**Directions:**
Pictures aside, repeat every record below exactly.

**Records for this task:**
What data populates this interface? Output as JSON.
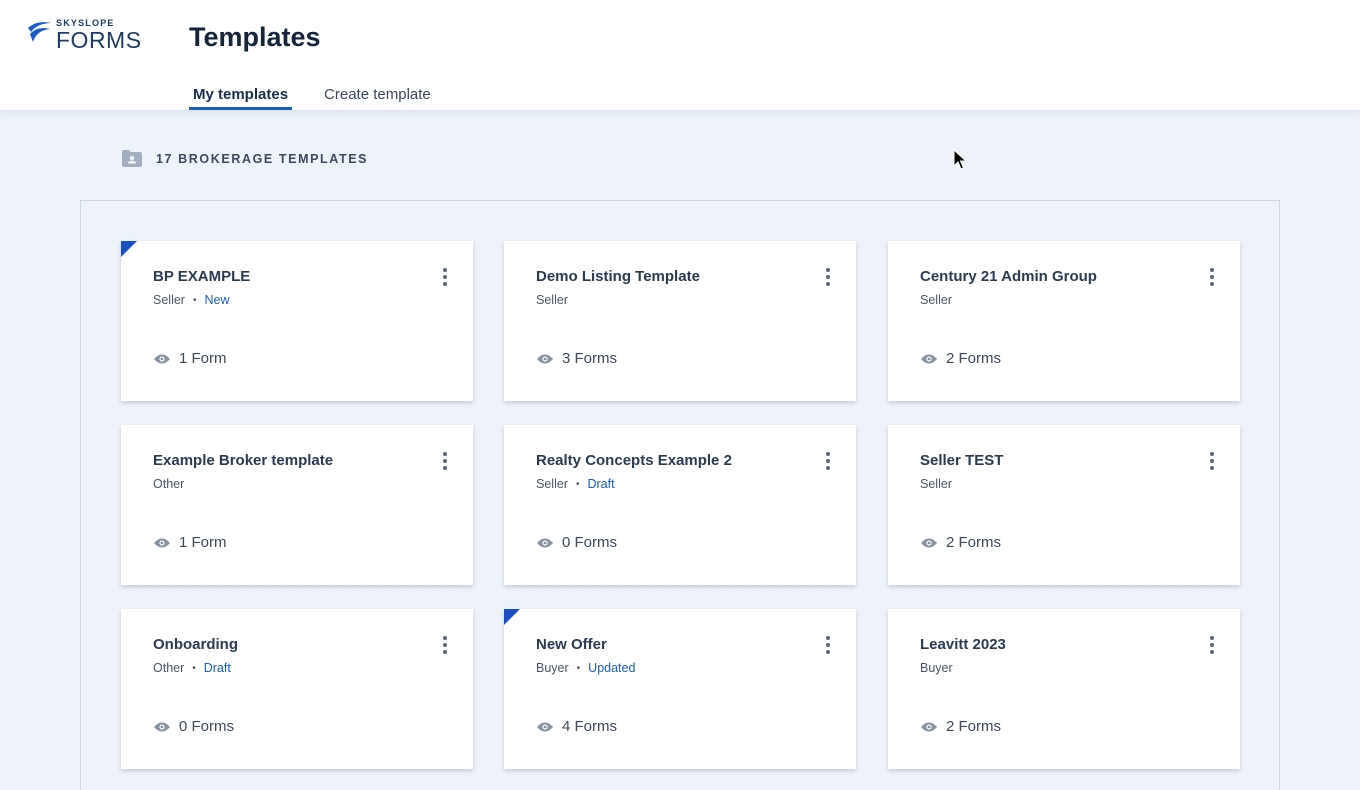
{
  "brand": {
    "small": "SKYSLOPE",
    "big": "FORMS",
    "accent": "#1a5cc8"
  },
  "header": {
    "title": "Templates"
  },
  "tabs": [
    {
      "label": "My templates",
      "active": true
    },
    {
      "label": "Create template",
      "active": false
    }
  ],
  "section": {
    "label": "17 BROKERAGE TEMPLATES",
    "icon": "folder-user-icon"
  },
  "cards": [
    {
      "title": "BP EXAMPLE",
      "type": "Seller",
      "status": "New",
      "forms": "1 Form",
      "flag": true
    },
    {
      "title": "Demo Listing Template",
      "type": "Seller",
      "status": "",
      "forms": "3 Forms",
      "flag": false
    },
    {
      "title": "Century 21 Admin Group",
      "type": "Seller",
      "status": "",
      "forms": "2 Forms",
      "flag": false
    },
    {
      "title": "Example Broker template",
      "type": "Other",
      "status": "",
      "forms": "1 Form",
      "flag": false
    },
    {
      "title": "Realty Concepts Example 2",
      "type": "Seller",
      "status": "Draft",
      "forms": "0 Forms",
      "flag": false
    },
    {
      "title": "Seller TEST",
      "type": "Seller",
      "status": "",
      "forms": "2 Forms",
      "flag": false
    },
    {
      "title": "Onboarding",
      "type": "Other",
      "status": "Draft",
      "forms": "0 Forms",
      "flag": false
    },
    {
      "title": "New Offer",
      "type": "Buyer",
      "status": "Updated",
      "forms": "4 Forms",
      "flag": true
    },
    {
      "title": "Leavitt 2023",
      "type": "Buyer",
      "status": "",
      "forms": "2 Forms",
      "flag": false
    }
  ]
}
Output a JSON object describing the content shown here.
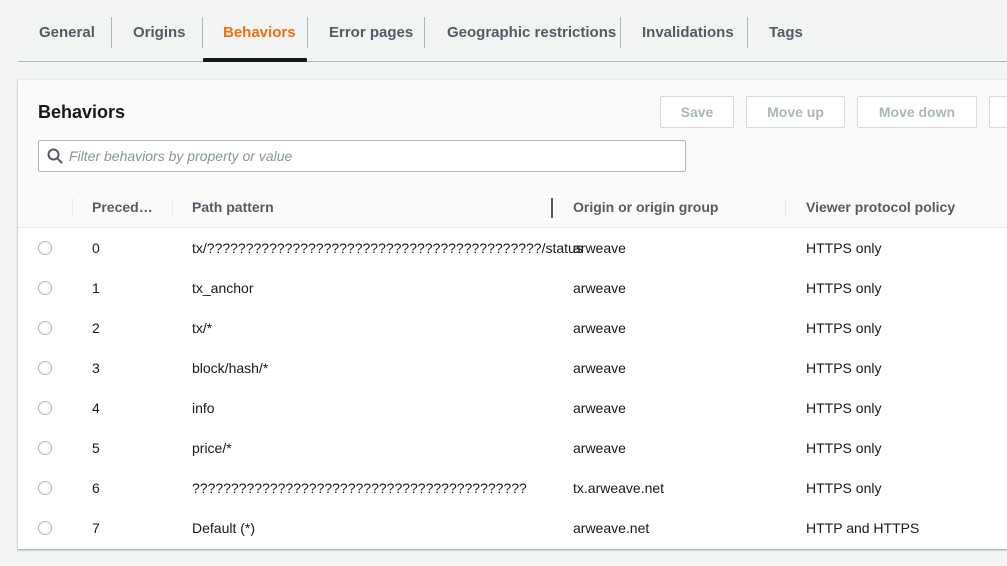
{
  "tabs": {
    "items": [
      {
        "label": "General"
      },
      {
        "label": "Origins"
      },
      {
        "label": "Behaviors"
      },
      {
        "label": "Error pages"
      },
      {
        "label": "Geographic restrictions"
      },
      {
        "label": "Invalidations"
      },
      {
        "label": "Tags"
      }
    ],
    "active": "Behaviors"
  },
  "panel": {
    "title": "Behaviors",
    "buttons": {
      "save": "Save",
      "move_up": "Move up",
      "move_down": "Move down"
    },
    "search": {
      "placeholder": "Filter behaviors by property or value",
      "value": ""
    }
  },
  "table": {
    "columns": [
      "Preced…",
      "Path pattern",
      "Origin or origin group",
      "Viewer protocol policy"
    ],
    "rows": [
      {
        "precedence": "0",
        "path": "tx/???????????????????????????????????????????/status",
        "origin": "arweave",
        "policy": "HTTPS only"
      },
      {
        "precedence": "1",
        "path": "tx_anchor",
        "origin": "arweave",
        "policy": "HTTPS only"
      },
      {
        "precedence": "2",
        "path": "tx/*",
        "origin": "arweave",
        "policy": "HTTPS only"
      },
      {
        "precedence": "3",
        "path": "block/hash/*",
        "origin": "arweave",
        "policy": "HTTPS only"
      },
      {
        "precedence": "4",
        "path": "info",
        "origin": "arweave",
        "policy": "HTTPS only"
      },
      {
        "precedence": "5",
        "path": "price/*",
        "origin": "arweave",
        "policy": "HTTPS only"
      },
      {
        "precedence": "6",
        "path": "???????????????????????????????????????????",
        "origin": "tx.arweave.net",
        "policy": "HTTPS only"
      },
      {
        "precedence": "7",
        "path": "Default (*)",
        "origin": "arweave.net",
        "policy": "HTTP and HTTPS"
      }
    ]
  },
  "colors": {
    "accent": "#ec7211",
    "text": "#16191f",
    "muted": "#545b64",
    "border": "#aab7b8"
  }
}
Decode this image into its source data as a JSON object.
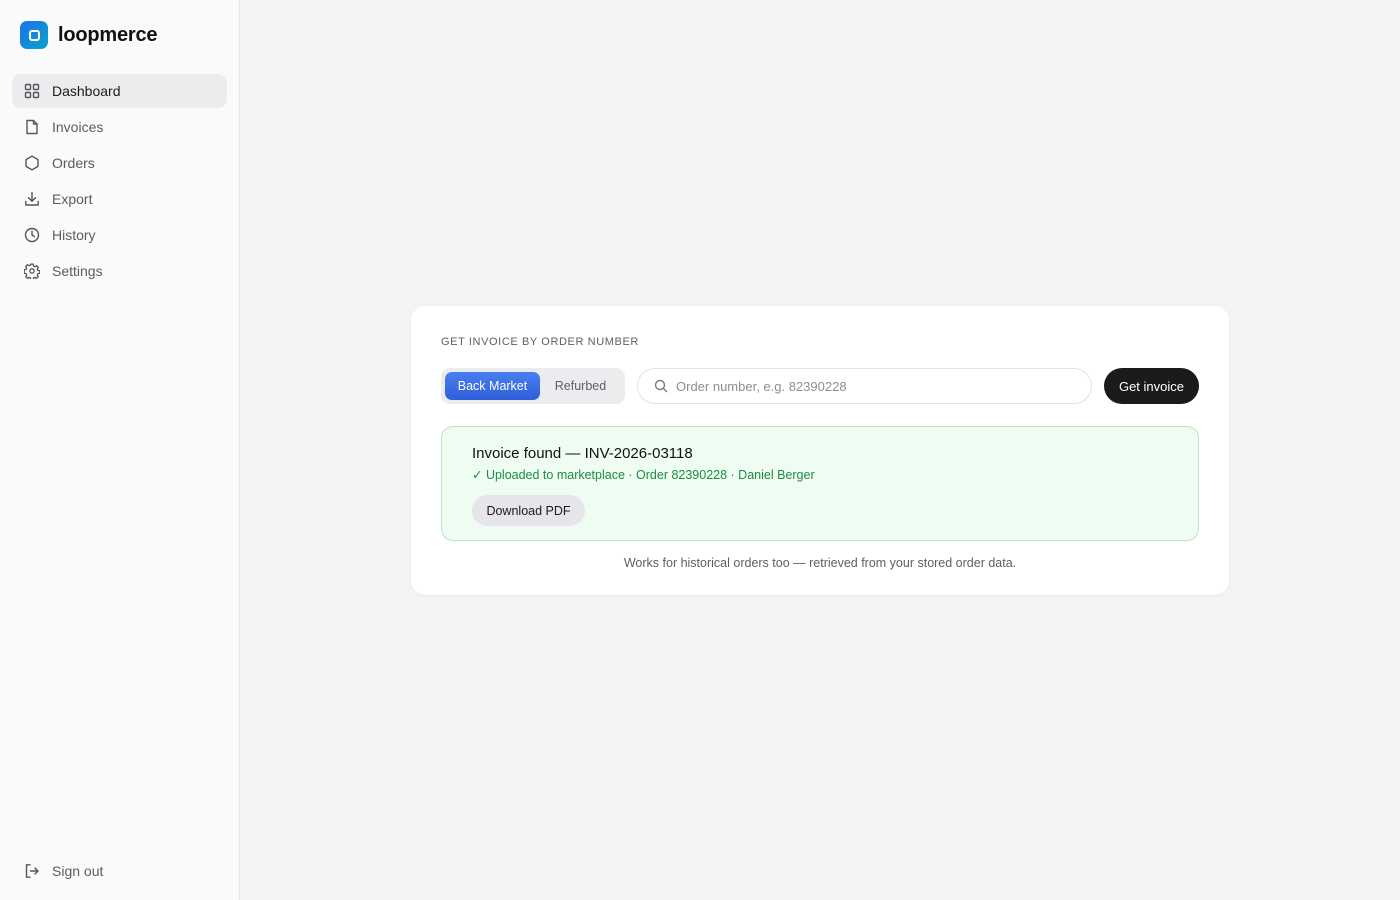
{
  "brand": {
    "name": "loopmerce"
  },
  "sidebar": {
    "items": [
      {
        "label": "Dashboard",
        "icon": "grid-icon",
        "active": true
      },
      {
        "label": "Invoices",
        "icon": "file-icon",
        "active": false
      },
      {
        "label": "Orders",
        "icon": "box-icon",
        "active": false
      },
      {
        "label": "Export",
        "icon": "download-icon",
        "active": false
      },
      {
        "label": "History",
        "icon": "clock-icon",
        "active": false
      },
      {
        "label": "Settings",
        "icon": "gear-icon",
        "active": false
      }
    ],
    "signout": {
      "label": "Sign out",
      "icon": "sign-out-icon"
    }
  },
  "card": {
    "title": "GET INVOICE BY ORDER NUMBER",
    "marketplaces": [
      {
        "label": "Back Market",
        "selected": true
      },
      {
        "label": "Refurbed",
        "selected": false
      }
    ],
    "search": {
      "placeholder": "Order number, e.g. 82390228",
      "value": "",
      "icon": "search-icon"
    },
    "submit_label": "Get invoice",
    "result": {
      "title": "Invoice found — INV-2026-03118",
      "subtitle": "✓ Uploaded to marketplace · Order 82390228 · Daniel Berger",
      "download_label": "Download PDF"
    },
    "footnote": "Works for historical orders too — retrieved from your stored order data."
  },
  "colors": {
    "accent": "#2d5fd9",
    "brand_gradient_start": "#1a73e8",
    "brand_gradient_end": "#0aa3c9",
    "success_text": "#1f8a45",
    "success_bg": "#effcf2",
    "primary_button": "#1b1b1d"
  }
}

**Written reply:**
What data populates this interface? Output as JSON.
{
  "brand": {
    "small": "SKYSLOPE",
    "big": "FORMS",
    "accent": "#1a5cc8"
  },
  "header": {
    "title": "Templates"
  },
  "tabs": [
    {
      "label": "My templates",
      "active": true
    },
    {
      "label": "Create template",
      "active": false
    }
  ],
  "section": {
    "label": "17 BROKERAGE TEMPLATES",
    "icon": "folder-user-icon"
  },
  "cards": [
    {
      "title": "BP EXAMPLE",
      "type": "Seller",
      "status": "New",
      "forms": "1 Form",
      "flag": true
    },
    {
      "title": "Demo Listing Template",
      "type": "Seller",
      "status": "",
      "forms": "3 Forms",
      "flag": false
    },
    {
      "title": "Century 21 Admin Group",
      "type": "Seller",
      "status": "",
      "forms": "2 Forms",
      "flag": false
    },
    {
      "title": "Example Broker template",
      "type": "Other",
      "status": "",
      "forms": "1 Form",
      "flag": false
    },
    {
      "title": "Realty Concepts Example 2",
      "type": "Seller",
      "status": "Draft",
      "forms": "0 Forms",
      "flag": false
    },
    {
      "title": "Seller TEST",
      "type": "Seller",
      "status": "",
      "forms": "2 Forms",
      "flag": false
    },
    {
      "title": "Onboarding",
      "type": "Other",
      "status": "Draft",
      "forms": "0 Forms",
      "flag": false
    },
    {
      "title": "New Offer",
      "type": "Buyer",
      "status": "Updated",
      "forms": "4 Forms",
      "flag": true
    },
    {
      "title": "Leavitt 2023",
      "type": "Buyer",
      "status": "",
      "forms": "2 Forms",
      "flag": false
    }
  ]
}
Output a JSON object describing the content shown here.
{
  "tabs": {
    "items": [
      {
        "label": "General"
      },
      {
        "label": "Origins"
      },
      {
        "label": "Behaviors"
      },
      {
        "label": "Error pages"
      },
      {
        "label": "Geographic restrictions"
      },
      {
        "label": "Invalidations"
      },
      {
        "label": "Tags"
      }
    ],
    "active": "Behaviors"
  },
  "panel": {
    "title": "Behaviors",
    "buttons": {
      "save": "Save",
      "move_up": "Move up",
      "move_down": "Move down"
    },
    "search": {
      "placeholder": "Filter behaviors by property or value",
      "value": ""
    }
  },
  "table": {
    "columns": [
      "Preced…",
      "Path pattern",
      "Origin or origin group",
      "Viewer protocol policy"
    ],
    "rows": [
      {
        "precedence": "0",
        "path": "tx/???????????????????????????????????????????/status",
        "origin": "arweave",
        "policy": "HTTPS only"
      },
      {
        "precedence": "1",
        "path": "tx_anchor",
        "origin": "arweave",
        "policy": "HTTPS only"
      },
      {
        "precedence": "2",
        "path": "tx/*",
        "origin": "arweave",
        "policy": "HTTPS only"
      },
      {
        "precedence": "3",
        "path": "block/hash/*",
        "origin": "arweave",
        "policy": "HTTPS only"
      },
      {
        "precedence": "4",
        "path": "info",
        "origin": "arweave",
        "policy": "HTTPS only"
      },
      {
        "precedence": "5",
        "path": "price/*",
        "origin": "arweave",
        "policy": "HTTPS only"
      },
      {
        "precedence": "6",
        "path": "???????????????????????????????????????????",
        "origin": "tx.arweave.net",
        "policy": "HTTPS only"
      },
      {
        "precedence": "7",
        "path": "Default (*)",
        "origin": "arweave.net",
        "policy": "HTTP and HTTPS"
      }
    ]
  },
  "colors": {
    "accent": "#ec7211",
    "text": "#16191f",
    "muted": "#545b64",
    "border": "#aab7b8"
  }
}
Decode this image into its source data as a JSON object.
{
  "brand": {
    "name": "loopmerce"
  },
  "sidebar": {
    "items": [
      {
        "label": "Dashboard",
        "icon": "grid-icon",
        "active": true
      },
      {
        "label": "Invoices",
        "icon": "file-icon",
        "active": false
      },
      {
        "label": "Orders",
        "icon": "box-icon",
        "active": false
      },
      {
        "label": "Export",
        "icon": "download-icon",
        "active": false
      },
      {
        "label": "History",
        "icon": "clock-icon",
        "active": false
      },
      {
        "label": "Settings",
        "icon": "gear-icon",
        "active": false
      }
    ],
    "signout": {
      "label": "Sign out",
      "icon": "sign-out-icon"
    }
  },
  "card": {
    "title": "GET INVOICE BY ORDER NUMBER",
    "marketplaces": [
      {
        "label": "Back Market",
        "selected": true
      },
      {
        "label": "Refurbed",
        "selected": false
      }
    ],
    "search": {
      "placeholder": "Order number, e.g. 82390228",
      "value": "",
      "icon": "search-icon"
    },
    "submit_label": "Get invoice",
    "result": {
      "title": "Invoice found — INV-2026-03118",
      "subtitle": "✓ Uploaded to marketplace · Order 82390228 · Daniel Berger",
      "download_label": "Download PDF"
    },
    "footnote": "Works for historical orders too — retrieved from your stored order data."
  },
  "colors": {
    "accent": "#2d5fd9",
    "brand_gradient_start": "#1a73e8",
    "brand_gradient_end": "#0aa3c9",
    "success_text": "#1f8a45",
    "success_bg": "#effcf2",
    "primary_button": "#1b1b1d"
  }
}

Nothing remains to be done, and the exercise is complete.